### Assignment
Print the whole listing exactly.
BEGIN Records for this exercise
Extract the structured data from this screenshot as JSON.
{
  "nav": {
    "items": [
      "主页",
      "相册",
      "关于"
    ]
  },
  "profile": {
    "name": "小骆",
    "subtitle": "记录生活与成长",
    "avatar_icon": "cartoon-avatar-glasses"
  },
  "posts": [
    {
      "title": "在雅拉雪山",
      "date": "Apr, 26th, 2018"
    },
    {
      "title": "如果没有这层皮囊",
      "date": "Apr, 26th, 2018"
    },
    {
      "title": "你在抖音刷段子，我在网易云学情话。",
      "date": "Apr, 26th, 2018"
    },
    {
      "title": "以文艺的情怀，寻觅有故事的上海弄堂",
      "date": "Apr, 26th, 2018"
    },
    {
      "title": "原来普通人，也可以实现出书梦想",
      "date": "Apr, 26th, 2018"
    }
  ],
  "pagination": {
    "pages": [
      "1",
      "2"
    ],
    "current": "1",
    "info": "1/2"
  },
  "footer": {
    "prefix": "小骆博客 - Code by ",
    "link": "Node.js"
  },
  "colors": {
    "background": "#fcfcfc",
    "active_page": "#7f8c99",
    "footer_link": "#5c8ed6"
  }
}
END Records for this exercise
### Answer box
Extract the structured data from this screenshot as JSON.
{
  "nav": {
    "items": [
      "主页",
      "相册",
      "关于"
    ]
  },
  "profile": {
    "name": "小骆",
    "subtitle": "记录生活与成长",
    "avatar_icon": "cartoon-avatar-glasses"
  },
  "posts": [
    {
      "title": "在雅拉雪山",
      "date": "Apr, 26th, 2018"
    },
    {
      "title": "如果没有这层皮囊",
      "date": "Apr, 26th, 2018"
    },
    {
      "title": "你在抖音刷段子，我在网易云学情话。",
      "date": "Apr, 26th, 2018"
    },
    {
      "title": "以文艺的情怀，寻觅有故事的上海弄堂",
      "date": "Apr, 26th, 2018"
    },
    {
      "title": "原来普通人，也可以实现出书梦想",
      "date": "Apr, 26th, 2018"
    }
  ],
  "pagination": {
    "pages": [
      "1",
      "2"
    ],
    "current": "1",
    "info": "1/2"
  },
  "footer": {
    "prefix": "小骆博客 - Code by ",
    "link": "Node.js"
  },
  "colors": {
    "background": "#fcfcfc",
    "active_page": "#7f8c99",
    "footer_link": "#5c8ed6"
  }
}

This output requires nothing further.